Excerpts from an interface dataset:
Segment Open

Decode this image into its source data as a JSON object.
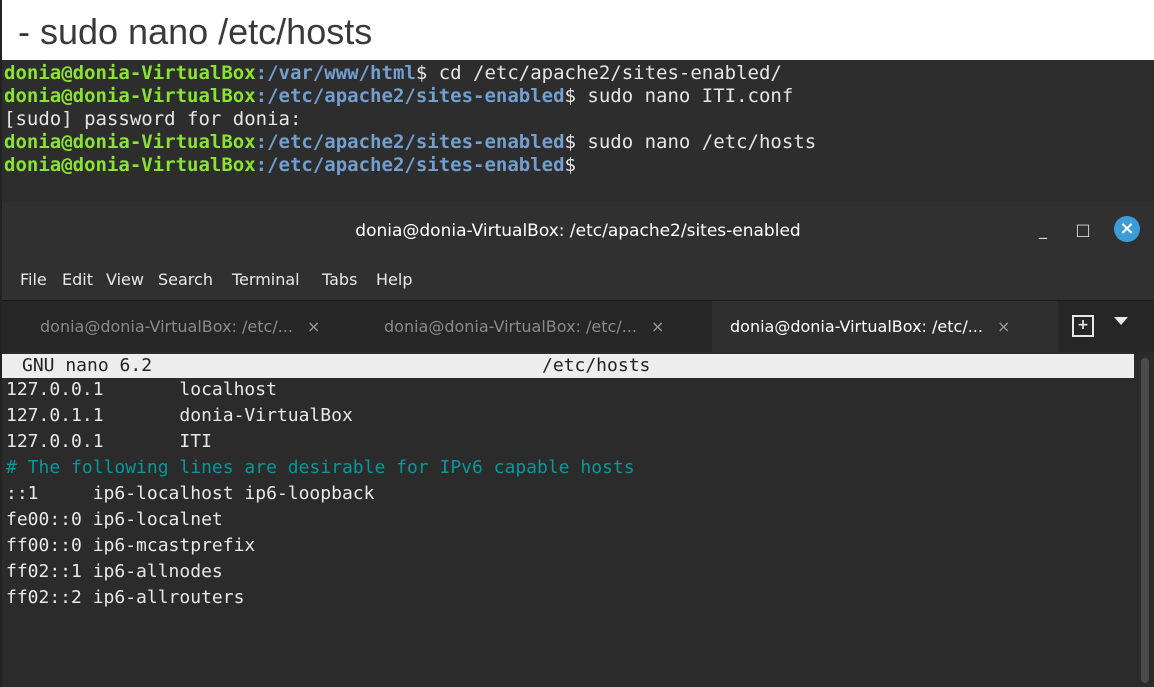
{
  "slide": {
    "title": "- sudo nano /etc/hosts"
  },
  "top_terminal": {
    "lines": [
      {
        "user": "donia@donia-VirtualBox",
        "path": ":/var/www/html",
        "cmd": "$ cd /etc/apache2/sites-enabled/"
      },
      {
        "user": "donia@donia-VirtualBox",
        "path": ":/etc/apache2/sites-enabled",
        "cmd": "$ sudo nano ITI.conf"
      },
      {
        "plain": "[sudo] password for donia:"
      },
      {
        "user": "donia@donia-VirtualBox",
        "path": ":/etc/apache2/sites-enabled",
        "cmd": "$ sudo nano /etc/hosts"
      },
      {
        "user": "donia@donia-VirtualBox",
        "path": ":/etc/apache2/sites-enabled",
        "cmd": "$"
      }
    ]
  },
  "window": {
    "title": "donia@donia-VirtualBox: /etc/apache2/sites-enabled",
    "minimize_glyph": "_",
    "maximize_glyph": "□",
    "close_glyph": "×",
    "close_color": "#3d9bd8",
    "menu": [
      "File",
      "Edit",
      "View",
      "Search",
      "Terminal",
      "Tabs",
      "Help"
    ],
    "tabs": [
      {
        "label": "donia@donia-VirtualBox: /etc/...",
        "close": "×",
        "active": false
      },
      {
        "label": "donia@donia-VirtualBox: /etc/...",
        "close": "×",
        "active": false
      },
      {
        "label": "donia@donia-VirtualBox: /etc/...",
        "close": "×",
        "active": true
      }
    ],
    "new_tab_glyph": "+"
  },
  "nano": {
    "version": "GNU nano 6.2",
    "filename": "/etc/hosts",
    "lines": [
      {
        "text": "127.0.0.1       localhost",
        "type": "normal"
      },
      {
        "text": "127.0.1.1       donia-VirtualBox",
        "type": "normal"
      },
      {
        "text": "127.0.0.1       ITI",
        "type": "normal"
      },
      {
        "text": "# The following lines are desirable for IPv6 capable hosts",
        "type": "comment"
      },
      {
        "text": "::1     ip6-localhost ip6-loopback",
        "type": "normal"
      },
      {
        "text": "fe00::0 ip6-localnet",
        "type": "normal"
      },
      {
        "text": "ff00::0 ip6-mcastprefix",
        "type": "normal"
      },
      {
        "text": "ff02::1 ip6-allnodes",
        "type": "normal"
      },
      {
        "text": "ff02::2 ip6-allrouters",
        "type": "normal"
      }
    ]
  },
  "colors": {
    "prompt_user": "#8ae234",
    "prompt_path": "#729fcf",
    "comment": "#06989a"
  }
}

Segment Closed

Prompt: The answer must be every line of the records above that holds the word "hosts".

Reply to the task:
    "title": "- sudo nano /etc/hosts"
        "cmd": "$ sudo nano /etc/hosts"
    "filename": "/etc/hosts",
        "text": "# The following lines are desirable for IPv6 capable hosts",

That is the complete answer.